Juni Asiyo wearing traditional Kenyan clothing.
Juni Asiyo

Sub-Saharan Africa has the most serious HIV and AIDS epidemic in the world. In 2012, roughly 25 million people were living with HIV, accounting for nearly 70 percent of the global total. 

The battle is ongoing, as researchers, educators, and doctors continue to work to stop AIDS once and for all.

Professor of Evolutionary Anthropology Christine Drea upclose with a hyena
Kathy Moorhouse /

Some of the world’s top animal behaviorists are leading a groundbreaking study of lions and hyenas for the Smithsonian Channel series Killer IQ: Lions vs. Hyena.

Corporal Simon Irungu and a platoon of armed guards at Ol Pejeta Conservancy in Kenya watch over four of the last seven northern white rhinos in existence.
Ami Vitale /

For indigenous tribes in Kenya, land is everything. 

Host Frank Stasio and Béla Fleck prepare for their conversation.
Hady Mawajdeh (WUNC)


 The relentless Béla Fleck is known for taking his banjo on a wide array of sonic journeys. 

In the past several months, Dr. Sheik Umar Khan has been a leader in the fight against the deadliest and largest Ebola outbreak in history.

Khan, 39, has treated over 100 Ebola patients in Sierra Leone. He's a "national hero," the country's health minister said Tuesday.

A Fresh Tune For West Africa

Jul 11, 2014


Grounded in West African tradition and propelled by the funk and jazz of today, Africa Unplugged blends its own genre of music .

The Greensboro group explores new ways to formulate West African music on their new self-titled album.

The band performs as part of the “Find Your Cool” concert series at the CCB Plaza in Durham next Thursday.

The World Health Organization has reported the largest outbreak of Ebola ever: more than 330 deaths in western Africa, and the number is rising.  Dr. William Fischer is an infectious disease specialist at the UNC School of Medicine. He has just returned from Guinea, the epicenter of the outbreak.  Fischer admits he was scared at first. He wore protective clothing and a mask that made him look more like an astronaut than a physician. 

When asked about one of his most memorable experiences, he told this story:

Girl in the Road book cover

Author Monica Byrne was reading a poem that included the words "ocean" and "bridge," when something just clicked. She couldn't get the idea out of her head: a pedestrian bridge so long it spanned the Arabian Sea. The vision formed the basis of her debut novel, "The Girl in the Road" (Crown Publishing/2014), which is set decades in the future.

The novel combines months of research and travel with numerous autobiographical details. It considers the different ways people recover from trauma.

Learn more about Monica and her work here.

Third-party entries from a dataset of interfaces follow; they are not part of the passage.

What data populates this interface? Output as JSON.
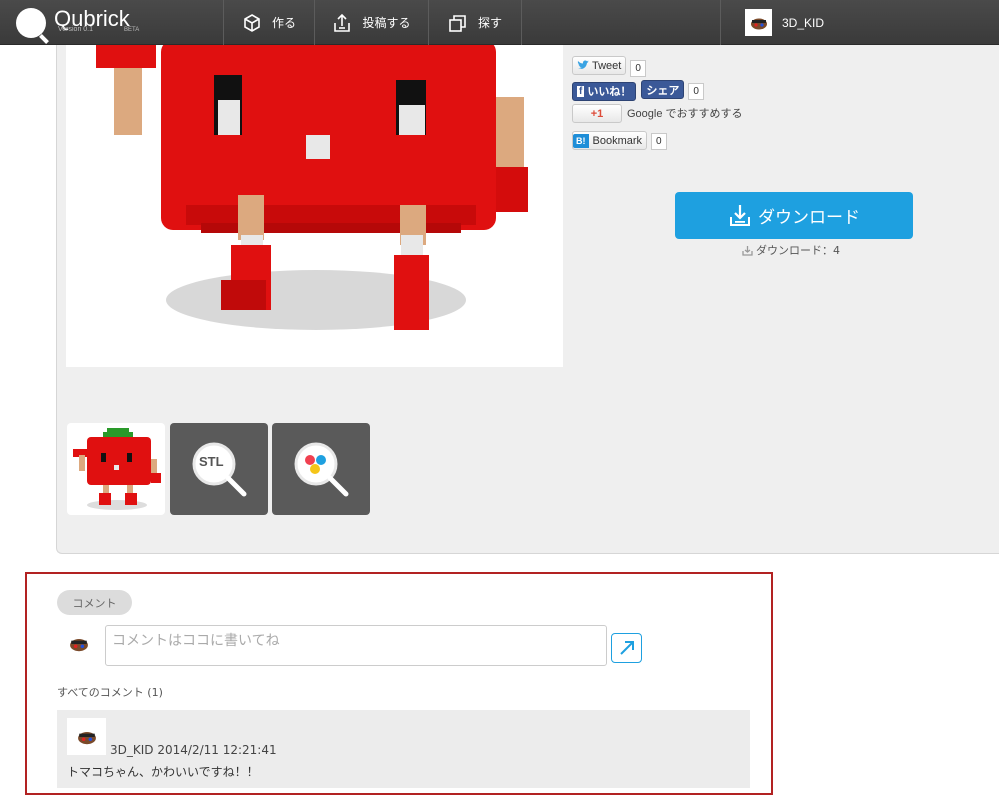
{
  "header": {
    "logo_text": "Qubrick",
    "version": "Version 0.1",
    "beta": "BETA",
    "nav": [
      {
        "label": "作る",
        "icon": "cube-icon"
      },
      {
        "label": "投稿する",
        "icon": "upload-icon"
      },
      {
        "label": "探す",
        "icon": "windows-icon"
      }
    ],
    "user_name": "3D_KID"
  },
  "social": {
    "tweet_label": "Tweet",
    "tweet_count": "0",
    "like_label": "いいね！",
    "share_label": "シェア",
    "fb_count": "0",
    "gplus_label": "+1",
    "gplus_text": "Google でおすすめする",
    "bookmark_label": "Bookmark",
    "bookmark_count": "0"
  },
  "download": {
    "button_label": "ダウンロード",
    "count_text": "ダウンロード：4"
  },
  "thumbs": {
    "stl_label": "STL"
  },
  "comments": {
    "tab_label": "コメント",
    "input_placeholder": "コメントはココに書いてね",
    "all_label": "すべてのコメント (1)",
    "items": [
      {
        "author": "3D_KID",
        "date": "2014/2/11 12:21:41",
        "text": "トマコちゃん、かわいいですね！！"
      }
    ]
  },
  "colors": {
    "accent": "#1ea0e0",
    "highlight_border": "#b22222",
    "tomato": "#e01010"
  }
}
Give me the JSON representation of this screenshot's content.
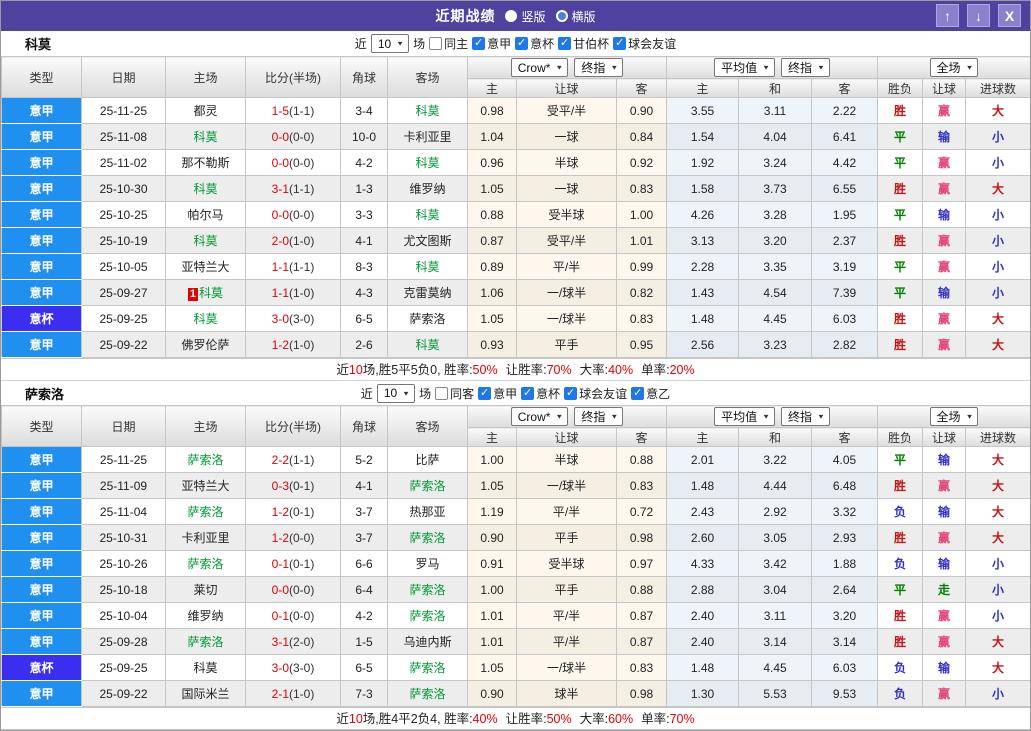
{
  "header": {
    "title": "近期战绩",
    "modes": [
      {
        "label": "竖版",
        "selected": true
      },
      {
        "label": "横版",
        "selected": false
      }
    ],
    "buttons": {
      "up": "↑",
      "down": "↓",
      "close": "X"
    }
  },
  "colors": {
    "header_bg": "#4e429e",
    "serie_a_blue": "#2090f0",
    "coppa_blue": "#3c2ef0",
    "team_green": "#009933",
    "score_red": "#e60000",
    "win_red": "#c41414",
    "handicap_win_pink": "#e8457e",
    "draw_green": "#008000",
    "lose_blue": "#3030cc"
  },
  "sections": [
    {
      "team": "科莫",
      "filter": {
        "near": "近",
        "count": "10",
        "unit": "场",
        "same": {
          "label": "同主",
          "checked": false
        },
        "leagues": [
          {
            "label": "意甲",
            "checked": true
          },
          {
            "label": "意杯",
            "checked": true
          },
          {
            "label": "甘伯杯",
            "checked": true
          },
          {
            "label": "球会友谊",
            "checked": true
          }
        ]
      },
      "table": {
        "static_cols": [
          "类型",
          "日期",
          "主场",
          "比分(半场)",
          "角球",
          "客场"
        ],
        "selects": {
          "crow": "Crow*",
          "crow_ref": "终指",
          "avg": "平均值",
          "avg_ref": "终指",
          "full": "全场"
        },
        "crow_cols": [
          "主",
          "让球",
          "客"
        ],
        "avg_cols": [
          "主",
          "和",
          "客"
        ],
        "full_cols": [
          "胜负",
          "让球",
          "进球数"
        ],
        "rows": [
          {
            "t": "意甲",
            "ts": "jia",
            "d": "25-11-25",
            "h": "都灵",
            "hs": "",
            "hb": "",
            "sc": "1-5",
            "ht": "(1-1)",
            "cn": "3-4",
            "a": "科莫",
            "as": "green",
            "o1": "0.98",
            "hc": "受平/半",
            "o2": "0.90",
            "e1": "3.55",
            "e2": "3.11",
            "e3": "2.22",
            "r1": "胜",
            "r1s": "red",
            "r2": "赢",
            "r2s": "pink",
            "r3": "大",
            "r3s": "red"
          },
          {
            "t": "意甲",
            "ts": "jia",
            "d": "25-11-08",
            "h": "科莫",
            "hs": "green",
            "hb": "",
            "sc": "0-0",
            "ht": "(0-0)",
            "cn": "10-0",
            "a": "卡利亚里",
            "as": "",
            "o1": "1.04",
            "hc": "一球",
            "o2": "0.84",
            "e1": "1.54",
            "e2": "4.04",
            "e3": "6.41",
            "r1": "平",
            "r1s": "grn",
            "r2": "输",
            "r2s": "blu",
            "r3": "小",
            "r3s": "blu"
          },
          {
            "t": "意甲",
            "ts": "jia",
            "d": "25-11-02",
            "h": "那不勒斯",
            "hs": "",
            "hb": "",
            "sc": "0-0",
            "ht": "(0-0)",
            "cn": "4-2",
            "a": "科莫",
            "as": "green",
            "o1": "0.96",
            "hc": "半球",
            "o2": "0.92",
            "e1": "1.92",
            "e2": "3.24",
            "e3": "4.42",
            "r1": "平",
            "r1s": "grn",
            "r2": "赢",
            "r2s": "pink",
            "r3": "小",
            "r3s": "blu"
          },
          {
            "t": "意甲",
            "ts": "jia",
            "d": "25-10-30",
            "h": "科莫",
            "hs": "green",
            "hb": "",
            "sc": "3-1",
            "ht": "(1-1)",
            "cn": "1-3",
            "a": "维罗纳",
            "as": "",
            "o1": "1.05",
            "hc": "一球",
            "o2": "0.83",
            "e1": "1.58",
            "e2": "3.73",
            "e3": "6.55",
            "r1": "胜",
            "r1s": "red",
            "r2": "赢",
            "r2s": "pink",
            "r3": "大",
            "r3s": "red"
          },
          {
            "t": "意甲",
            "ts": "jia",
            "d": "25-10-25",
            "h": "帕尔马",
            "hs": "",
            "hb": "",
            "sc": "0-0",
            "ht": "(0-0)",
            "cn": "3-3",
            "a": "科莫",
            "as": "green",
            "o1": "0.88",
            "hc": "受半球",
            "o2": "1.00",
            "e1": "4.26",
            "e2": "3.28",
            "e3": "1.95",
            "r1": "平",
            "r1s": "grn",
            "r2": "输",
            "r2s": "blu",
            "r3": "小",
            "r3s": "blu"
          },
          {
            "t": "意甲",
            "ts": "jia",
            "d": "25-10-19",
            "h": "科莫",
            "hs": "green",
            "hb": "",
            "sc": "2-0",
            "ht": "(1-0)",
            "cn": "4-1",
            "a": "尤文图斯",
            "as": "",
            "o1": "0.87",
            "hc": "受平/半",
            "o2": "1.01",
            "e1": "3.13",
            "e2": "3.20",
            "e3": "2.37",
            "r1": "胜",
            "r1s": "red",
            "r2": "赢",
            "r2s": "pink",
            "r3": "小",
            "r3s": "blu"
          },
          {
            "t": "意甲",
            "ts": "jia",
            "d": "25-10-05",
            "h": "亚特兰大",
            "hs": "",
            "hb": "",
            "sc": "1-1",
            "ht": "(1-1)",
            "cn": "8-3",
            "a": "科莫",
            "as": "green",
            "o1": "0.89",
            "hc": "平/半",
            "o2": "0.99",
            "e1": "2.28",
            "e2": "3.35",
            "e3": "3.19",
            "r1": "平",
            "r1s": "grn",
            "r2": "赢",
            "r2s": "pink",
            "r3": "小",
            "r3s": "blu"
          },
          {
            "t": "意甲",
            "ts": "jia",
            "d": "25-09-27",
            "h": "科莫",
            "hs": "green",
            "hb": "1",
            "sc": "1-1",
            "ht": "(1-0)",
            "cn": "4-3",
            "a": "克雷莫纳",
            "as": "",
            "o1": "1.06",
            "hc": "一/球半",
            "o2": "0.82",
            "e1": "1.43",
            "e2": "4.54",
            "e3": "7.39",
            "r1": "平",
            "r1s": "grn",
            "r2": "输",
            "r2s": "blu",
            "r3": "小",
            "r3s": "blu"
          },
          {
            "t": "意杯",
            "ts": "bei",
            "d": "25-09-25",
            "h": "科莫",
            "hs": "green",
            "hb": "",
            "sc": "3-0",
            "ht": "(3-0)",
            "cn": "6-5",
            "a": "萨索洛",
            "as": "",
            "o1": "1.05",
            "hc": "一/球半",
            "o2": "0.83",
            "e1": "1.48",
            "e2": "4.45",
            "e3": "6.03",
            "r1": "胜",
            "r1s": "red",
            "r2": "赢",
            "r2s": "pink",
            "r3": "大",
            "r3s": "red"
          },
          {
            "t": "意甲",
            "ts": "jia",
            "d": "25-09-22",
            "h": "佛罗伦萨",
            "hs": "",
            "hb": "",
            "sc": "1-2",
            "ht": "(1-0)",
            "cn": "2-6",
            "a": "科莫",
            "as": "green",
            "o1": "0.93",
            "hc": "平手",
            "o2": "0.95",
            "e1": "2.56",
            "e2": "3.23",
            "e3": "2.82",
            "r1": "胜",
            "r1s": "red",
            "r2": "赢",
            "r2s": "pink",
            "r3": "大",
            "r3s": "red"
          }
        ]
      },
      "summary": {
        "s1": "近",
        "n": "10",
        "s2": "场,胜5平5负0, 胜率:",
        "v1": "50%",
        "s3": "让胜率:",
        "v2": "70%",
        "s4": "大率:",
        "v3": "40%",
        "s5": "单率:",
        "v4": "20%"
      }
    },
    {
      "team": "萨索洛",
      "filter": {
        "near": "近",
        "count": "10",
        "unit": "场",
        "same": {
          "label": "同客",
          "checked": false
        },
        "leagues": [
          {
            "label": "意甲",
            "checked": true
          },
          {
            "label": "意杯",
            "checked": true
          },
          {
            "label": "球会友谊",
            "checked": true
          },
          {
            "label": "意乙",
            "checked": true
          }
        ]
      },
      "table": {
        "static_cols": [
          "类型",
          "日期",
          "主场",
          "比分(半场)",
          "角球",
          "客场"
        ],
        "selects": {
          "crow": "Crow*",
          "crow_ref": "终指",
          "avg": "平均值",
          "avg_ref": "终指",
          "full": "全场"
        },
        "crow_cols": [
          "主",
          "让球",
          "客"
        ],
        "avg_cols": [
          "主",
          "和",
          "客"
        ],
        "full_cols": [
          "胜负",
          "让球",
          "进球数"
        ],
        "rows": [
          {
            "t": "意甲",
            "ts": "jia",
            "d": "25-11-25",
            "h": "萨索洛",
            "hs": "green",
            "hb": "",
            "sc": "2-2",
            "ht": "(1-1)",
            "cn": "5-2",
            "a": "比萨",
            "as": "",
            "o1": "1.00",
            "hc": "半球",
            "o2": "0.88",
            "e1": "2.01",
            "e2": "3.22",
            "e3": "4.05",
            "r1": "平",
            "r1s": "grn",
            "r2": "输",
            "r2s": "blu",
            "r3": "大",
            "r3s": "red"
          },
          {
            "t": "意甲",
            "ts": "jia",
            "d": "25-11-09",
            "h": "亚特兰大",
            "hs": "",
            "hb": "",
            "sc": "0-3",
            "ht": "(0-1)",
            "cn": "4-1",
            "a": "萨索洛",
            "as": "green",
            "o1": "1.05",
            "hc": "一/球半",
            "o2": "0.83",
            "e1": "1.48",
            "e2": "4.44",
            "e3": "6.48",
            "r1": "胜",
            "r1s": "red",
            "r2": "赢",
            "r2s": "pink",
            "r3": "大",
            "r3s": "red"
          },
          {
            "t": "意甲",
            "ts": "jia",
            "d": "25-11-04",
            "h": "萨索洛",
            "hs": "green",
            "hb": "",
            "sc": "1-2",
            "ht": "(0-1)",
            "cn": "3-7",
            "a": "热那亚",
            "as": "",
            "o1": "1.19",
            "hc": "平/半",
            "o2": "0.72",
            "e1": "2.43",
            "e2": "2.92",
            "e3": "3.32",
            "r1": "负",
            "r1s": "blu",
            "r2": "输",
            "r2s": "blu",
            "r3": "大",
            "r3s": "red"
          },
          {
            "t": "意甲",
            "ts": "jia",
            "d": "25-10-31",
            "h": "卡利亚里",
            "hs": "",
            "hb": "",
            "sc": "1-2",
            "ht": "(0-0)",
            "cn": "3-7",
            "a": "萨索洛",
            "as": "green",
            "o1": "0.90",
            "hc": "平手",
            "o2": "0.98",
            "e1": "2.60",
            "e2": "3.05",
            "e3": "2.93",
            "r1": "胜",
            "r1s": "red",
            "r2": "赢",
            "r2s": "pink",
            "r3": "大",
            "r3s": "red"
          },
          {
            "t": "意甲",
            "ts": "jia",
            "d": "25-10-26",
            "h": "萨索洛",
            "hs": "green",
            "hb": "",
            "sc": "0-1",
            "ht": "(0-1)",
            "cn": "6-6",
            "a": "罗马",
            "as": "",
            "o1": "0.91",
            "hc": "受半球",
            "o2": "0.97",
            "e1": "4.33",
            "e2": "3.42",
            "e3": "1.88",
            "r1": "负",
            "r1s": "blu",
            "r2": "输",
            "r2s": "blu",
            "r3": "小",
            "r3s": "blu"
          },
          {
            "t": "意甲",
            "ts": "jia",
            "d": "25-10-18",
            "h": "莱切",
            "hs": "",
            "hb": "",
            "sc": "0-0",
            "ht": "(0-0)",
            "cn": "6-4",
            "a": "萨索洛",
            "as": "green",
            "o1": "1.00",
            "hc": "平手",
            "o2": "0.88",
            "e1": "2.88",
            "e2": "3.04",
            "e3": "2.64",
            "r1": "平",
            "r1s": "grn",
            "r2": "走",
            "r2s": "grn",
            "r3": "小",
            "r3s": "blu"
          },
          {
            "t": "意甲",
            "ts": "jia",
            "d": "25-10-04",
            "h": "维罗纳",
            "hs": "",
            "hb": "",
            "sc": "0-1",
            "ht": "(0-0)",
            "cn": "4-2",
            "a": "萨索洛",
            "as": "green",
            "o1": "1.01",
            "hc": "平/半",
            "o2": "0.87",
            "e1": "2.40",
            "e2": "3.11",
            "e3": "3.20",
            "r1": "胜",
            "r1s": "red",
            "r2": "赢",
            "r2s": "pink",
            "r3": "小",
            "r3s": "blu"
          },
          {
            "t": "意甲",
            "ts": "jia",
            "d": "25-09-28",
            "h": "萨索洛",
            "hs": "green",
            "hb": "",
            "sc": "3-1",
            "ht": "(2-0)",
            "cn": "1-5",
            "a": "乌迪内斯",
            "as": "",
            "o1": "1.01",
            "hc": "平/半",
            "o2": "0.87",
            "e1": "2.40",
            "e2": "3.14",
            "e3": "3.14",
            "r1": "胜",
            "r1s": "red",
            "r2": "赢",
            "r2s": "pink",
            "r3": "大",
            "r3s": "red"
          },
          {
            "t": "意杯",
            "ts": "bei",
            "d": "25-09-25",
            "h": "科莫",
            "hs": "",
            "hb": "",
            "sc": "3-0",
            "ht": "(3-0)",
            "cn": "6-5",
            "a": "萨索洛",
            "as": "green",
            "o1": "1.05",
            "hc": "一/球半",
            "o2": "0.83",
            "e1": "1.48",
            "e2": "4.45",
            "e3": "6.03",
            "r1": "负",
            "r1s": "blu",
            "r2": "输",
            "r2s": "blu",
            "r3": "大",
            "r3s": "red"
          },
          {
            "t": "意甲",
            "ts": "jia",
            "d": "25-09-22",
            "h": "国际米兰",
            "hs": "",
            "hb": "",
            "sc": "2-1",
            "ht": "(1-0)",
            "cn": "7-3",
            "a": "萨索洛",
            "as": "green",
            "o1": "0.90",
            "hc": "球半",
            "o2": "0.98",
            "e1": "1.30",
            "e2": "5.53",
            "e3": "9.53",
            "r1": "负",
            "r1s": "blu",
            "r2": "赢",
            "r2s": "pink",
            "r3": "小",
            "r3s": "blu"
          }
        ]
      },
      "summary": {
        "s1": "近",
        "n": "10",
        "s2": "场,胜4平2负4, 胜率:",
        "v1": "40%",
        "s3": "让胜率:",
        "v2": "50%",
        "s4": "大率:",
        "v3": "60%",
        "s5": "单率:",
        "v4": "70%"
      }
    }
  ]
}
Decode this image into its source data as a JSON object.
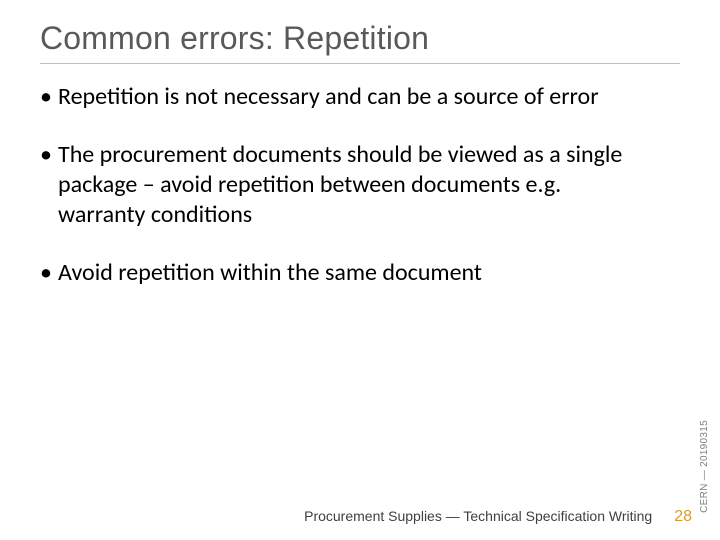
{
  "title": "Common errors: Repetition",
  "bullets": [
    "Repetition is not necessary and can be a source of error",
    "The procurement documents should be viewed as a single package – avoid repetition between documents e.g. warranty conditions",
    "Avoid repetition within the same document"
  ],
  "side_label": "CERN — 20190315",
  "footer": {
    "text": "Procurement Supplies — Technical Specification Writing",
    "page": "28"
  }
}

Godi Godar (right) with a man from the Lac Tumba region, DRC
Godi Godar

Godi Godar lives and works in Durham, NC. He's a mechanic there. That's kind of amazing since Godar had never seen a car until he was in his 20s.

Godi grew up in the Democratic Republic of the Congo (DRC). There was no running water or electricity in his town, Ikoko Bonginda. (Ikoko is in the Congolese rainforest, several hundred miles upriver from the DRC's capital, Kinshasa.)

Godi recalls seeing electricity across the lake, where the missionaries were.

"I remember saying, 'Wow, look at the lights there!' It was a trip."

SwitchPoint 2013

There's a fascinating conference happening Thursday and Friday at the Haw River Ballroom in Saxapahaw. It's called SwitchPoint. This is the conference for you if you're interested in things like using technology for good, social entrepreneurship and creativity/design.

The attendees are the kind of people who are doing the most interesting things in our society: printing 3-D organs, crowdsourcing crisis response via text, building medical devices out of broken toys.